What About the Camera Crew, People?
It appears thatpeople
about Monday night’s game between the Cubs and the Astros. Upset that the game wasn’t stopped because of the weather. And I see that they’re upset because the players were in danger from the lightning. This, I suppose, is a valid concern. But I’m here to speak for those who have been left unspoken for.
I don’t care about the ballplayers. I don’t care about the fans. I care about the men and women behind the cameras. You don’t see them, but you see their work. They’re the reason that you get to see the game. And when you saw Lance Berkman running into the dugout to remove his metal necklace from about his neck while lightning was bursting about Wrigley Field, there was someone standing behind a camera, probably in a wet puddle, and soaking wet, getting you that video. And when Lance Berkman jumped in fear and ran from the field, there were camera people standing behind their cameras, feet in puddles of water and surrounded by metal, who stayed at their positions to get you video while the players and umpires were safely in the clubhouses.
But nobody cares about those camera people. They’re nonexistent. The Chron’s not asking them about whether they felt their lives were in danger. And the people commenting at the Chron don’t even seem to care.
I don’t know the people who were working the game in Chicago. But I know the people who work the games in Houston, and by extension, work the games at Rice Stadium and Robertson Field and Kyle Field and The Ballpark at Arlington, and it’s not the safety of the players I think about when these storms come into play, it’s the people who are making it possible for those of us at home to see the games that I’m thinking about. Because they’re the ones who are at risk, often more so than the players.
Whine all that you want about the conditions on Monday, and about the supposed threats to the life of Lance Berkman and his fellow players, but remember, if not for the courage of those behind the cameras, you would not have seen any of this.
So the next time you’re amazed by those shots of lightning flashing around the ballpark, how about giving a little thought to the person risking his or her life to get you that shot, especially since that person’s job is to actually get a shot Carlos Lee loafing after a ball hit down the left field line? And trust me on this, they don’t make anywhere near as much money as those ballplayers you’re so concerned about. – John Royal
Get the This Week's Top Stories Newsletter

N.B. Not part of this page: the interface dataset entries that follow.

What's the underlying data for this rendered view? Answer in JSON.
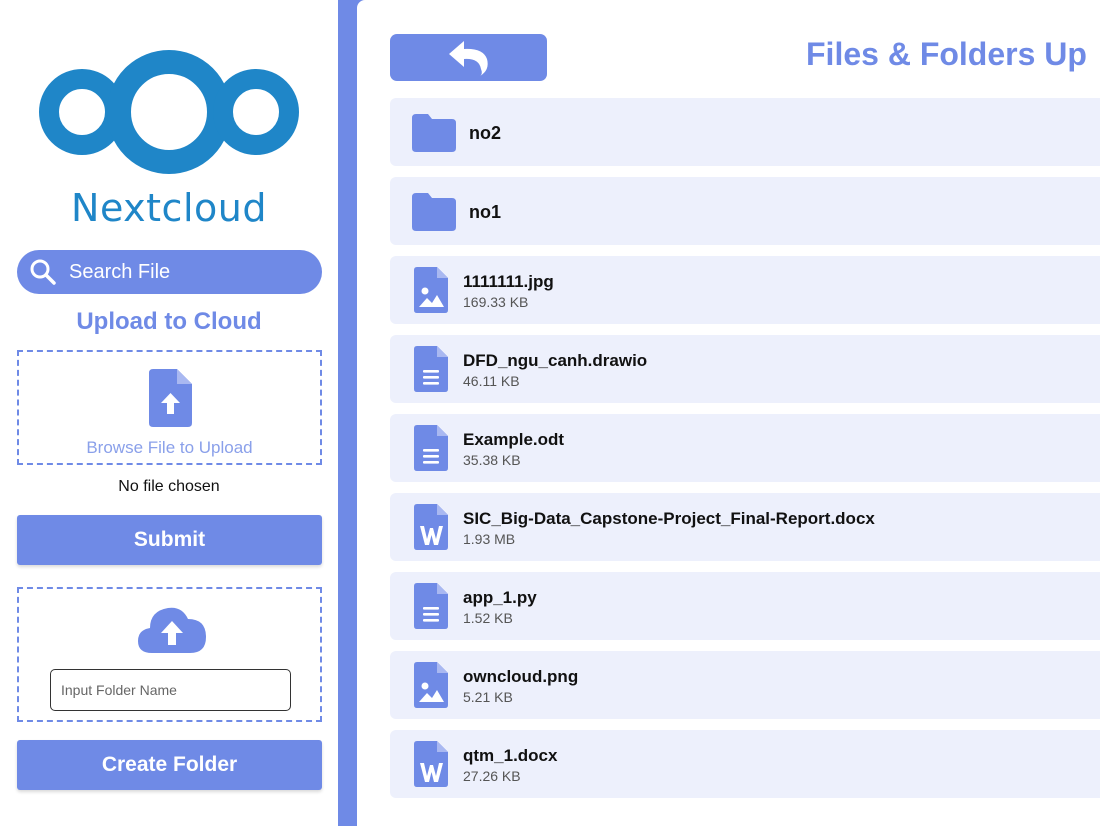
{
  "brand": {
    "name": "Nextcloud",
    "logo_color": "#1f86c8"
  },
  "theme": {
    "accent": "#6f8ae6",
    "row_bg": "#edf0fc"
  },
  "sidebar": {
    "search_placeholder": "Search File",
    "upload_title": "Upload to Cloud",
    "browse_label": "Browse File to Upload",
    "no_file_text": "No file chosen",
    "submit_label": "Submit",
    "folder_input_placeholder": "Input Folder Name",
    "create_folder_label": "Create Folder"
  },
  "main": {
    "back_icon": "back-arrow-icon",
    "title": "Files & Folders Up",
    "items": [
      {
        "name": "no2",
        "type": "folder",
        "icon": "folder-icon",
        "size": ""
      },
      {
        "name": "no1",
        "type": "folder",
        "icon": "folder-icon",
        "size": ""
      },
      {
        "name": "1111111.jpg",
        "type": "image",
        "icon": "image-file-icon",
        "size": "169.33 KB"
      },
      {
        "name": "DFD_ngu_canh.drawio",
        "type": "text",
        "icon": "document-file-icon",
        "size": "46.11 KB"
      },
      {
        "name": "Example.odt",
        "type": "text",
        "icon": "document-file-icon",
        "size": "35.38 KB"
      },
      {
        "name": "SIC_Big-Data_Capstone-Project_Final-Report.docx",
        "type": "word",
        "icon": "word-file-icon",
        "size": "1.93 MB"
      },
      {
        "name": "app_1.py",
        "type": "text",
        "icon": "document-file-icon",
        "size": "1.52 KB"
      },
      {
        "name": "owncloud.png",
        "type": "image",
        "icon": "image-file-icon",
        "size": "5.21 KB"
      },
      {
        "name": "qtm_1.docx",
        "type": "word",
        "icon": "word-file-icon",
        "size": "27.26 KB"
      }
    ]
  }
}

Every week we collect the latest news, music and arts stories — along with film and food reviews and the best things to do this week — so that you’ll never miss Houston Press' biggest stories.